Jordan’s government is working on an innovative system to assist displaced persons who have fled Syria.
The social media giant’s app will be used to let people see each other’s faces and get to know each other, with help from a social network, and it will help them find employment, provide advice and information, and get information from the public.
Jordan is also building an app for displaced families in the country, so they can communicate and connect with each other.
It is also providing funding for the development of the app.
“We are trying to connect refugees to each other and connect them with the government.
We are trying not to create a bubble around them.
We want them to know that they are in a safe place,” said Ali Al-Zaher, head of Jordan’s National Center for Social Media, which is behind the app project.
Al-zahher said the app would be available for people to use by the end of March, and the government hoped to launch it later this year.
He said it was still being developed, but that he hoped the app could be ready by the beginning of 2018.
The app was created by Jordan’s Ministry of Social Affairs, and will be run by the Jordanian Ministry of Information.
It will have social networks, messaging, and information for displaced people.
Jordan has already started using the app, with people reporting on one another, with Jordanians sharing their experiences with each others’ stories.
The government hopes to eventually expand the app to other communities, as well.
“This is a good opportunity to help those people who have lost their jobs, who are unable to find a job, who have nowhere to go,” Al-zaray, the deputy minister, told Al Jazeera.
The country is currently in the middle of an unprecedented influx of Syrian refugees.
The UNHCR said in January that it had recorded a record of 1.3 million people displaced by the conflict.
More than 60,000 of them are Jordanians, most of them refugees.

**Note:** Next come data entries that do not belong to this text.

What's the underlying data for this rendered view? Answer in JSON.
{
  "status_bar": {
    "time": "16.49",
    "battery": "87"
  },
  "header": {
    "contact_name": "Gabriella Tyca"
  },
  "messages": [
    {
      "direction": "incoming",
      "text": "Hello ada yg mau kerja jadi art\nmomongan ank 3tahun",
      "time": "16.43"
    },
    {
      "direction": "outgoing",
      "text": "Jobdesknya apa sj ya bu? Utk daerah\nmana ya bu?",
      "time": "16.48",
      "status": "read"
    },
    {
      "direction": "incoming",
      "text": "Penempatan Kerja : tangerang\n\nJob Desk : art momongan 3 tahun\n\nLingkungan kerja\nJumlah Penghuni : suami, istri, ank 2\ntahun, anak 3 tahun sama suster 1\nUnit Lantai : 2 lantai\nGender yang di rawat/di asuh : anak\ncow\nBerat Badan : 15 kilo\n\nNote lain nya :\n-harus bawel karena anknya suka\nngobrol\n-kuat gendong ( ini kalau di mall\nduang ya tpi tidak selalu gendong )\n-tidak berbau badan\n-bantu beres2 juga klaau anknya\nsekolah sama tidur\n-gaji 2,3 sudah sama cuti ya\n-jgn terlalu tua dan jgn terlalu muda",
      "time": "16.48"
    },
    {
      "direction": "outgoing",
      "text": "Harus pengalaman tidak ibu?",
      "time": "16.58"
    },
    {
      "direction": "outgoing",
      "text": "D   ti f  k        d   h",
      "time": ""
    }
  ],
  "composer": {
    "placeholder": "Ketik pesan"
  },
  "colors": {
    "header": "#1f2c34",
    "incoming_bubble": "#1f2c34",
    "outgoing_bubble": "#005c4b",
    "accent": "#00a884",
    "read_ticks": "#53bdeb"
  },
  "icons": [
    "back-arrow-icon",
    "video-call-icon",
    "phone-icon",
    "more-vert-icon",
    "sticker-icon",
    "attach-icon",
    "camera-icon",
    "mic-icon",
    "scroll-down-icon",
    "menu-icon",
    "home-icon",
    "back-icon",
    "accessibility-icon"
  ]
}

Jordanians are the largest group of refugees worldwide, according to UNHCR figures, and many Jordanians have been in the region for several years.
The refugees who fled Syria to Jordan include men, women and children, as many as 80 percent of them have come from Syria.
Jordanian authorities have said they want to help them return to their homes, but the UNHCR has warned that they could face further persecution in Syria if they do not.
In June, Jordan announced it was suspending its resettlement programme in Syria, citing security concerns, saying it would only accept people from neighbouring countries, which could potentially be Syria or Iraq.
“Jordan is not the only country in the Middle East that is hosting Syrian refugees, but it is the first country to stop its resettlement programmes,” UNHCR spokesperson Yusra Hajjar said.
Al Jazeera’s Omar Fahmy, reporting from Beirut, said Jordan was a key transit point for refugees from Syria and Lebanon, where tensions have escalated in recent years.
“It is the hub of the refugee crisis in Lebanon,” Fahmy said.
“If we don’t act soon, there will be more Syrians who will return to Jordan.”